This is a great article by Forbes that gets to the heart of how you want to show up as a strategic thinker. If you find that you’re struggling with showing up at work preoccupied with the details and not focused on the bigger picture, this article could help you out of that rut. There are three areas of focus: being more reflective, being a better leader, and demonstrating organizational value. The bonus to the article is the great collection of coaching questions intended to shake you out of the usually way of thinking and make you go deeper with yourself.
This article from Harvard Business Review isn’t just about delegating, it’s about making sure you’re doing work that puts you in the path of promotions. As the intro to this article says, “Are you convinced that you’re indispensable and that everything you do is critical? Yet you feel under appreciated, stuck in your current position, and torn between prioritizing every task and your own well-being?” If your boss or colleagues constantly ask for your help to put out fires, but don’t include you in bigger strategic conversations, listen up. This article provides six powerful questions to ask before you agree to take on someone else’s overflow. This is about setting boundaries.
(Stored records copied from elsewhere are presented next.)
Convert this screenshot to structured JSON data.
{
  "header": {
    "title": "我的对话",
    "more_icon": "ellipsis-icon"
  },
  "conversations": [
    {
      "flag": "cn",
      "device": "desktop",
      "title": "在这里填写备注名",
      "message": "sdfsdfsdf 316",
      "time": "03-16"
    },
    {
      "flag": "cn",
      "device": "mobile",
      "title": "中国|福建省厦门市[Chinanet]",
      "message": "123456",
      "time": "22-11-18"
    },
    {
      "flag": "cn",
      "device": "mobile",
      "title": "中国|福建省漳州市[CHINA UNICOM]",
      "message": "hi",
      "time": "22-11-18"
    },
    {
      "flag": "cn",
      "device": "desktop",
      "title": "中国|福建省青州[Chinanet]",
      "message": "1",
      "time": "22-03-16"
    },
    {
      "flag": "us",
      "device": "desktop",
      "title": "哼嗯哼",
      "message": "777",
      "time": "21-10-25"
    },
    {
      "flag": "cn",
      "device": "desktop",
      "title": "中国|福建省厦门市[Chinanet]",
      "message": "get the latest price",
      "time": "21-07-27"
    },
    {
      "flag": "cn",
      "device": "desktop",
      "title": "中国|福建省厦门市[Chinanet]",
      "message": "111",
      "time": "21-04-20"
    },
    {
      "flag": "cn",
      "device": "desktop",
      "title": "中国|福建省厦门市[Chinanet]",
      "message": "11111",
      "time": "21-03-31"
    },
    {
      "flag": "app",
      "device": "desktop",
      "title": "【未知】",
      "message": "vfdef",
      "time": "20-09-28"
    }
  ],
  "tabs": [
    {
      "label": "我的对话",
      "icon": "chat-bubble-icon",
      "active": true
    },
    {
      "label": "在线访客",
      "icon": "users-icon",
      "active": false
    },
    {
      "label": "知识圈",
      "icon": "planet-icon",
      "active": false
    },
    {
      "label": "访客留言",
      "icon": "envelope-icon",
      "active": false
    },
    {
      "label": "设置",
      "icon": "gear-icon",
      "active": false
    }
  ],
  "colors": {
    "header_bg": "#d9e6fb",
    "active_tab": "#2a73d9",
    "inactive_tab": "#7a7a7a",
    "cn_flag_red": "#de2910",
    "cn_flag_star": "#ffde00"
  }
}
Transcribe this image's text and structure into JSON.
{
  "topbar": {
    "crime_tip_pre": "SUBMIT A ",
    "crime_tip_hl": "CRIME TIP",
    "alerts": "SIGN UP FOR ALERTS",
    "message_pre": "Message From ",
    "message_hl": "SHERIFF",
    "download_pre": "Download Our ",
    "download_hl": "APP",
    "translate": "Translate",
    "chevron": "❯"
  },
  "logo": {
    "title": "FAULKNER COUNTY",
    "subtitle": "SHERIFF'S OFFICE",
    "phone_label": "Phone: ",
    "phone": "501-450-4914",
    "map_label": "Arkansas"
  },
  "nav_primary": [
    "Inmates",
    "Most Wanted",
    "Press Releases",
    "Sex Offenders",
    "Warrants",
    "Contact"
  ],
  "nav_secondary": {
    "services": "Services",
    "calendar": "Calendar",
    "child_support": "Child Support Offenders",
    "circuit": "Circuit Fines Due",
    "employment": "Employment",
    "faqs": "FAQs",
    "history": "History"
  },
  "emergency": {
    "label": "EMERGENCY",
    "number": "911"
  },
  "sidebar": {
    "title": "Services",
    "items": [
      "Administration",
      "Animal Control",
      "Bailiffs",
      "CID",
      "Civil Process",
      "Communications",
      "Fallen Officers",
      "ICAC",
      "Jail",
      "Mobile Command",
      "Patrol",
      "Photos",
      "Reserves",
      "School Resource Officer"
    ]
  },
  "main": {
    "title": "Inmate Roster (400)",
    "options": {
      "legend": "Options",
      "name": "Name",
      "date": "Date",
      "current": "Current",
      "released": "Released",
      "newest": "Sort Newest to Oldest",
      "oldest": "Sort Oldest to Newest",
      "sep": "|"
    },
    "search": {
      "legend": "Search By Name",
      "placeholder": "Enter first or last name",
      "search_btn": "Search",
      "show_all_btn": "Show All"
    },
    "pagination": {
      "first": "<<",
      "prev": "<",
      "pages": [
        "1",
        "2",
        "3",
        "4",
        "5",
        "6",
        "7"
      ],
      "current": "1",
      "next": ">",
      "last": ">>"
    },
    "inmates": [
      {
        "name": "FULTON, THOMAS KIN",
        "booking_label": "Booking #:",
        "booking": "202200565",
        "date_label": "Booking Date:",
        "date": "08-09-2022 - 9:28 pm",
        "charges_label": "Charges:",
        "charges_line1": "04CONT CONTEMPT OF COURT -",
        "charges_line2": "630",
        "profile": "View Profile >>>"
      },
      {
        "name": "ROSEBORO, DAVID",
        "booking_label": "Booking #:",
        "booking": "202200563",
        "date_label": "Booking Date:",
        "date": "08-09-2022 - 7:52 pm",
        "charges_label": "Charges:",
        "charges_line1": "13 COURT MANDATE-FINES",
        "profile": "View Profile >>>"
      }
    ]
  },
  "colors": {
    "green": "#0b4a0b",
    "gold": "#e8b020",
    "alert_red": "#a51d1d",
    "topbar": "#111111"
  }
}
This last article from Medium is about choice architecture. The article focuses on the work of Richard Thaler and Cass Sunstein, who won a Nobel Prize for their research on the topic. To read their book, Nudge, click here. Or you could read the article, which takes the premise of the book and applies it to how we can use these concepts on our everyday decisions. In simple terms, you can ask your friend where they might like to go to dinner and come up with any number of answers, or you can ask a question that’s more specific — would you like to go for Chinese or Indian food tonight? As the article says, people prefer simplicity.
Ask yourself how you can start creating simple choices for the people around you that will make your life easier. And, if you’re interested in more books on leadership, take a look at my post on the 10 books to improve leadership development.
Now, let’s go back to the beginning. Imagine a year has passed. You’ve accomplished some great wins and you’re in the process of telling a friend how the past year played out for you. When you create that story, ask yourself:
Think about it and write it down. This leap day could be just the thing that helps you move out of stagnation and into evolution.
Christina Holloway is an executive coach and business coach. She helps executives and entrepreneurs grow their companies faster, create results-driven teams, and increase profitability. She has been featured in Forbes, The Huffington Post, Addicted2Success and Fast Company. If you’re interested in working with Christina, take a look at her strategy sessions and contact her to get started.